** Task statement **
Each of the entries should be retyped precisely as it appears.

- - - -

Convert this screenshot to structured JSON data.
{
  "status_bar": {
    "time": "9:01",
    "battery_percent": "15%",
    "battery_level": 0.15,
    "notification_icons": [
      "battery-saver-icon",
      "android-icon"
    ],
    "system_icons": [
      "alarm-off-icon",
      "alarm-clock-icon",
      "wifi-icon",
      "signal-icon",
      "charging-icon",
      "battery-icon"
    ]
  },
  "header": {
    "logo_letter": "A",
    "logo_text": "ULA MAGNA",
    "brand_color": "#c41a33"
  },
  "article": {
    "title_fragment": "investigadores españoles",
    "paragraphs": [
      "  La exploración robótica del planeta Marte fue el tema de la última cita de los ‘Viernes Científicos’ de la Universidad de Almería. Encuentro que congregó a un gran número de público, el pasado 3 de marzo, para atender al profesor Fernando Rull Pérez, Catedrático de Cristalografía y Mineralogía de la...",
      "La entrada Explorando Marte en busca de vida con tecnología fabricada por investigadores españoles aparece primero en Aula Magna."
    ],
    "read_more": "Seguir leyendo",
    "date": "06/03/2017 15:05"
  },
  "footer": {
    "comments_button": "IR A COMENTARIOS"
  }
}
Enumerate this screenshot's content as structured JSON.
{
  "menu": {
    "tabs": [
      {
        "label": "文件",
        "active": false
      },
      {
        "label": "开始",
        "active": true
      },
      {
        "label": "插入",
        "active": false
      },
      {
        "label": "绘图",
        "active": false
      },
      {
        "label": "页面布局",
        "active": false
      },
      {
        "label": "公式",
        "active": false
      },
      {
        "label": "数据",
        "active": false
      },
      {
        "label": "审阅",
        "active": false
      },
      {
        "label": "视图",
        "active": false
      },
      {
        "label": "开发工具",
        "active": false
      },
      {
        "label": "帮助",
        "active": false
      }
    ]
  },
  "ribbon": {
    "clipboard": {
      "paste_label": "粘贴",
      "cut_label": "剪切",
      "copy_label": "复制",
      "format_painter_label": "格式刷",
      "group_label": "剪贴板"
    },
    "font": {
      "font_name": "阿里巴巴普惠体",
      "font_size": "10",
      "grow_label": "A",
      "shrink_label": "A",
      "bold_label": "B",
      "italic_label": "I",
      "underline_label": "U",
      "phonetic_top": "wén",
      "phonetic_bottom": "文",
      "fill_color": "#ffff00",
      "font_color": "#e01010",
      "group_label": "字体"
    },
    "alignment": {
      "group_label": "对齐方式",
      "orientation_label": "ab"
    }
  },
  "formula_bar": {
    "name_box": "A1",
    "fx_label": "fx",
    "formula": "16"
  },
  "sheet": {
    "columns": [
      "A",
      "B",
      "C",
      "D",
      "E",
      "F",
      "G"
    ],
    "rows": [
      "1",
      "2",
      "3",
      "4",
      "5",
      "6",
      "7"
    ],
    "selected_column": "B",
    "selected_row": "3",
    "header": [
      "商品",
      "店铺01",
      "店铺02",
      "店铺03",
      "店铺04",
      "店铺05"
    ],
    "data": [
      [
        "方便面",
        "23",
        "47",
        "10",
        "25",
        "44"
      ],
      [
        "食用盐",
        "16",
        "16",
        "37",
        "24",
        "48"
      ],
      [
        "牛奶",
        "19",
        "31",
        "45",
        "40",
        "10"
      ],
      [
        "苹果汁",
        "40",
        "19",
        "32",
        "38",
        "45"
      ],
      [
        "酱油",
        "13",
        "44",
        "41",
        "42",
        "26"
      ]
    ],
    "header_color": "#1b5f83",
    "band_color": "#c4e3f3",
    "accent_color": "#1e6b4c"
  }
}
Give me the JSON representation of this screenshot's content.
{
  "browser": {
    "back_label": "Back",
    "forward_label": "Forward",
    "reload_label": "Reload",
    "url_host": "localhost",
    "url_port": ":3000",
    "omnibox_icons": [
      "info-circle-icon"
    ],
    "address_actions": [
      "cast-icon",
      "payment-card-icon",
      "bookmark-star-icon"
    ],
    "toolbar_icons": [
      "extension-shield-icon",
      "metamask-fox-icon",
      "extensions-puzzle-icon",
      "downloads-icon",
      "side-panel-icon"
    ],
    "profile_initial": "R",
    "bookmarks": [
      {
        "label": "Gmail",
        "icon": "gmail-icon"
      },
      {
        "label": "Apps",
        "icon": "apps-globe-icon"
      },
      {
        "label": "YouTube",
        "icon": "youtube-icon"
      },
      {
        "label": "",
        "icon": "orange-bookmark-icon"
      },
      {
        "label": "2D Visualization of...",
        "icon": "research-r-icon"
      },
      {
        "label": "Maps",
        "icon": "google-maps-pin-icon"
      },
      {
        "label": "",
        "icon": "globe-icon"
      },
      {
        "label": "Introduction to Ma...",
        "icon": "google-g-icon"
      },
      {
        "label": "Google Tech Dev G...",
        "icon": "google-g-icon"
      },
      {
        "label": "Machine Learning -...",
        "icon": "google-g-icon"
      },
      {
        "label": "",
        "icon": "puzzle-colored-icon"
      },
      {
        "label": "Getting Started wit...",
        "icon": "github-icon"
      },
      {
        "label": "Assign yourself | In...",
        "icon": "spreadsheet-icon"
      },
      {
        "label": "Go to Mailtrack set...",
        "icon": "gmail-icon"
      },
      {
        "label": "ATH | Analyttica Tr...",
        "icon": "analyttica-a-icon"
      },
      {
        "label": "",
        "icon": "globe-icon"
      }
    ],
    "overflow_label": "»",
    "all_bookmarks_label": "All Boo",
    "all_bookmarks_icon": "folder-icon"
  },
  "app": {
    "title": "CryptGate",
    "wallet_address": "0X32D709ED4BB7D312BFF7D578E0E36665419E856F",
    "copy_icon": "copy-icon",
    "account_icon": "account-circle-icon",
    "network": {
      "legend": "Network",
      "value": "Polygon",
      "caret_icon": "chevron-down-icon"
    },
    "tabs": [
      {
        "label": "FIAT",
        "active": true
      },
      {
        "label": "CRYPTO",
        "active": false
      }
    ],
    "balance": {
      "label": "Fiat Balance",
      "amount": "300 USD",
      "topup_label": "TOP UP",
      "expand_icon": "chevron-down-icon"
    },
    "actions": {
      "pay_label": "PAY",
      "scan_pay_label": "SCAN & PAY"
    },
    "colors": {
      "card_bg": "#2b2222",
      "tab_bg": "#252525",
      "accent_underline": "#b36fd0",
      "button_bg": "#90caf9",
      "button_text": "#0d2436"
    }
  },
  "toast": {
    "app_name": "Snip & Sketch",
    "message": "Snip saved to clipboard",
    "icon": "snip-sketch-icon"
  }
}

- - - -

** Result for this task **
Convert this screenshot to structured JSON data.
{
  "status_bar": {
    "time": "9:01",
    "battery_percent": "15%",
    "battery_level": 0.15,
    "notification_icons": [
      "battery-saver-icon",
      "android-icon"
    ],
    "system_icons": [
      "alarm-off-icon",
      "alarm-clock-icon",
      "wifi-icon",
      "signal-icon",
      "charging-icon",
      "battery-icon"
    ]
  },
  "header": {
    "logo_letter": "A",
    "logo_text": "ULA MAGNA",
    "brand_color": "#c41a33"
  },
  "article": {
    "title_fragment": "investigadores españoles",
    "paragraphs": [
      "  La exploración robótica del planeta Marte fue el tema de la última cita de los ‘Viernes Científicos’ de la Universidad de Almería. Encuentro que congregó a un gran número de público, el pasado 3 de marzo, para atender al profesor Fernando Rull Pérez, Catedrático de Cristalografía y Mineralogía de la...",
      "La entrada Explorando Marte en busca de vida con tecnología fabricada por investigadores españoles aparece primero en Aula Magna."
    ],
    "read_more": "Seguir leyendo",
    "date": "06/03/2017 15:05"
  },
  "footer": {
    "comments_button": "IR A COMENTARIOS"
  }
}
Enumerate this screenshot's content as structured JSON.
{
  "menu": {
    "tabs": [
      {
        "label": "文件",
        "active": false
      },
      {
        "label": "开始",
        "active": true
      },
      {
        "label": "插入",
        "active": false
      },
      {
        "label": "绘图",
        "active": false
      },
      {
        "label": "页面布局",
        "active": false
      },
      {
        "label": "公式",
        "active": false
      },
      {
        "label": "数据",
        "active": false
      },
      {
        "label": "审阅",
        "active": false
      },
      {
        "label": "视图",
        "active": false
      },
      {
        "label": "开发工具",
        "active": false
      },
      {
        "label": "帮助",
        "active": false
      }
    ]
  },
  "ribbon": {
    "clipboard": {
      "paste_label": "粘贴",
      "cut_label": "剪切",
      "copy_label": "复制",
      "format_painter_label": "格式刷",
      "group_label": "剪贴板"
    },
    "font": {
      "font_name": "阿里巴巴普惠体",
      "font_size": "10",
      "grow_label": "A",
      "shrink_label": "A",
      "bold_label": "B",
      "italic_label": "I",
      "underline_label": "U",
      "phonetic_top": "wén",
      "phonetic_bottom": "文",
      "fill_color": "#ffff00",
      "font_color": "#e01010",
      "group_label": "字体"
    },
    "alignment": {
      "group_label": "对齐方式",
      "orientation_label": "ab"
    }
  },
  "formula_bar": {
    "name_box": "A1",
    "fx_label": "fx",
    "formula": "16"
  },
  "sheet": {
    "columns": [
      "A",
      "B",
      "C",
      "D",
      "E",
      "F",
      "G"
    ],
    "rows": [
      "1",
      "2",
      "3",
      "4",
      "5",
      "6",
      "7"
    ],
    "selected_column": "B",
    "selected_row": "3",
    "header": [
      "商品",
      "店铺01",
      "店铺02",
      "店铺03",
      "店铺04",
      "店铺05"
    ],
    "data": [
      [
        "方便面",
        "23",
        "47",
        "10",
        "25",
        "44"
      ],
      [
        "食用盐",
        "16",
        "16",
        "37",
        "24",
        "48"
      ],
      [
        "牛奶",
        "19",
        "31",
        "45",
        "40",
        "10"
      ],
      [
        "苹果汁",
        "40",
        "19",
        "32",
        "38",
        "45"
      ],
      [
        "酱油",
        "13",
        "44",
        "41",
        "42",
        "26"
      ]
    ],
    "header_color": "#1b5f83",
    "band_color": "#c4e3f3",
    "accent_color": "#1e6b4c"
  }
}
Give me the JSON representation of this screenshot's content.
{
  "browser": {
    "back_label": "Back",
    "forward_label": "Forward",
    "reload_label": "Reload",
    "url_host": "localhost",
    "url_port": ":3000",
    "omnibox_icons": [
      "info-circle-icon"
    ],
    "address_actions": [
      "cast-icon",
      "payment-card-icon",
      "bookmark-star-icon"
    ],
    "toolbar_icons": [
      "extension-shield-icon",
      "metamask-fox-icon",
      "extensions-puzzle-icon",
      "downloads-icon",
      "side-panel-icon"
    ],
    "profile_initial": "R",
    "bookmarks": [
      {
        "label": "Gmail",
        "icon": "gmail-icon"
      },
      {
        "label": "Apps",
        "icon": "apps-globe-icon"
      },
      {
        "label": "YouTube",
        "icon": "youtube-icon"
      },
      {
        "label": "",
        "icon": "orange-bookmark-icon"
      },
      {
        "label": "2D Visualization of...",
        "icon": "research-r-icon"
      },
      {
        "label": "Maps",
        "icon": "google-maps-pin-icon"
      },
      {
        "label": "",
        "icon": "globe-icon"
      },
      {
        "label": "Introduction to Ma...",
        "icon": "google-g-icon"
      },
      {
        "label": "Google Tech Dev G...",
        "icon": "google-g-icon"
      },
      {
        "label": "Machine Learning -...",
        "icon": "google-g-icon"
      },
      {
        "label": "",
        "icon": "puzzle-colored-icon"
      },
      {
        "label": "Getting Started wit...",
        "icon": "github-icon"
      },
      {
        "label": "Assign yourself | In...",
        "icon": "spreadsheet-icon"
      },
      {
        "label": "Go to Mailtrack set...",
        "icon": "gmail-icon"
      },
      {
        "label": "ATH | Analyttica Tr...",
        "icon": "analyttica-a-icon"
      },
      {
        "label": "",
        "icon": "globe-icon"
      }
    ],
    "overflow_label": "»",
    "all_bookmarks_label": "All Boo",
    "all_bookmarks_icon": "folder-icon"
  },
  "app": {
    "title": "CryptGate",
    "wallet_address": "0X32D709ED4BB7D312BFF7D578E0E36665419E856F",
    "copy_icon": "copy-icon",
    "account_icon": "account-circle-icon",
    "network": {
      "legend": "Network",
      "value": "Polygon",
      "caret_icon": "chevron-down-icon"
    },
    "tabs": [
      {
        "label": "FIAT",
        "active": true
      },
      {
        "label": "CRYPTO",
        "active": false
      }
    ],
    "balance": {
      "label": "Fiat Balance",
      "amount": "300 USD",
      "topup_label": "TOP UP",
      "expand_icon": "chevron-down-icon"
    },
    "actions": {
      "pay_label": "PAY",
      "scan_pay_label": "SCAN & PAY"
    },
    "colors": {
      "card_bg": "#2b2222",
      "tab_bg": "#252525",
      "accent_underline": "#b36fd0",
      "button_bg": "#90caf9",
      "button_text": "#0d2436"
    }
  },
  "toast": {
    "app_name": "Snip & Sketch",
    "message": "Snip saved to clipboard",
    "icon": "snip-sketch-icon"
  }
}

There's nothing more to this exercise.